The "S" Word: Ten Years Later: Schools That Have Embraced a Coherent, Standards-Based Curriculum Have Closed Both the Equity and Achievement Gaps. Here's How They Did It

Article excerpt

One day last spring I was looking over the achievement data that was going into our district's Board Update. I was feeling pretty smug and a whole lot complacent. After all, most of our schools could be classified as high performing, I work with an exceptionally gifted superintendent who makes the success of students his highest priority, and I serve a Board of Education that we affectionately call the Dream Team because every decision it makes reflects its deep commitment to students and our instructional programs.

The euphoria was short-lived.

The very next morning I visited classes at one of the high schools in our district when a teacher stopped me to ask if I would send him "a copy of those new standards."

"Excuse me, I thought as I tried to hide my astonishment. NEW?!"

And, if that didn't deflate my euphoric mood, my visit to open house at one of our elementary schools that same evening certainly did. The first classroom I visited had 32 identical turkey handprints pinned in perfect rows on the bulletin board. Each finger represented a one-word description of something for which they were thankful. Since this was the month of May, I thought, "She must have each month displayed around the room." Not so! Those were still there from Thanksgiving!

Much to my dismay, I moved up a grade level and lo and behold, there was the infamous dinosaur unit boldly displayed.

Driving home that evening I consoled myself by thinking this day was the exception, not the norm. Still, I mentally went through the blame checklist--district's fault? Site administrator's fault? Why, 10 years later, isn't every teacher in this district of 27,000 students teaching a coherent, standards-based curriculum?

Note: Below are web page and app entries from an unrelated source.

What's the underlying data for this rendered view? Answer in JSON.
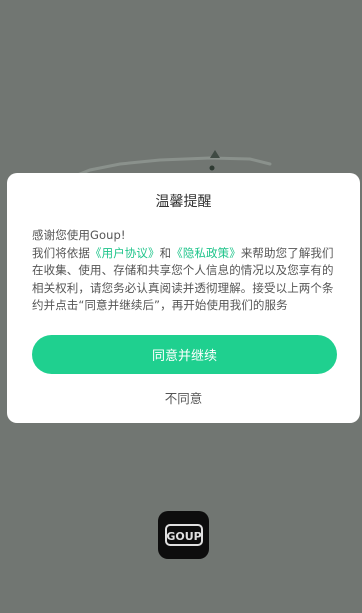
{
  "dialog": {
    "title": "温馨提醒",
    "greeting": "感谢您使用Goup!",
    "text_before_links": "我们将依据",
    "user_agreement_link": "《用户协议》",
    "conjunction": "和",
    "privacy_policy_link": "《隐私政策》",
    "text_after_links": "来帮助您了解我们在收集、使用、存储和共享您个人信息的情况以及您享有的相关权利，请您务必认真阅读并透彻理解。接受以上两个条约并点击“同意并继续后”，再开始使用我们的服务",
    "agree_label": "同意并继续",
    "disagree_label": "不同意"
  },
  "brand": {
    "logo_text": "GOUP"
  },
  "colors": {
    "overlay": "#717672",
    "accent": "#1fd08f",
    "link": "#1ec48a"
  }
}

I reflected on my own first years of teaching and the yet unknown "S" word, a time when the word "standard" meant "traditional." In those days, Madeline Hunter and Earlene Minton taught us how to teach, but did anyone really tell us what to teach?

I began teaching in the late 1970s in the days of Proposition 13 and declining enrollment. Because of the closing of schools in my district, I changed grade levels five times in five years. One year, my rookie status landed me in a sixth grade assignment the day before school started. I managed to find an outdated set of reading books and a fairly up-to-date set of math books in the book room. I could not find any books for social studies, so at lunch I asked the veteran teachers at that grade level what the sixth-grade curriculum was for social studies.

Some 30 years later, I vividly recall their answers. One teacher said, "I went to China this summer, so I'm going to teach about China." Another said, "I went to the Middle East with my church, so I'm going to cover Israel and other Middle Eastern countries. I have a lot of slides." The third teacher, whose room was crawling with snakes, iguanas and other like creatures said, "I don't have time to teach history because I like to spend my time teaching science."

I discovered over the next few years that teachers pretty much taught their heart's desire, based on their interests and the textbooks available. It's no wonder dinosaur units flourished. Because colorful tyrannosaurus rex pictures were found in every teacher supply store, students were studying dinosaurs in almost every grade level!

When a new superintendent arrived, he surveyed the teachers as to what we perceived to be the greatest needs in the district. I recall writing at the top of my list, "A coherent, sequential curriculum of study for each grade level in every subject." Over the years we didn't get a coherent, much less standards-based curriculum, but we did adopt new textbooks and, as is often the case, those became the curriculum guides.

What is a standards-based, coherent curriculum?

Standards have been one of the hottest topics in education reform for more than a decade. …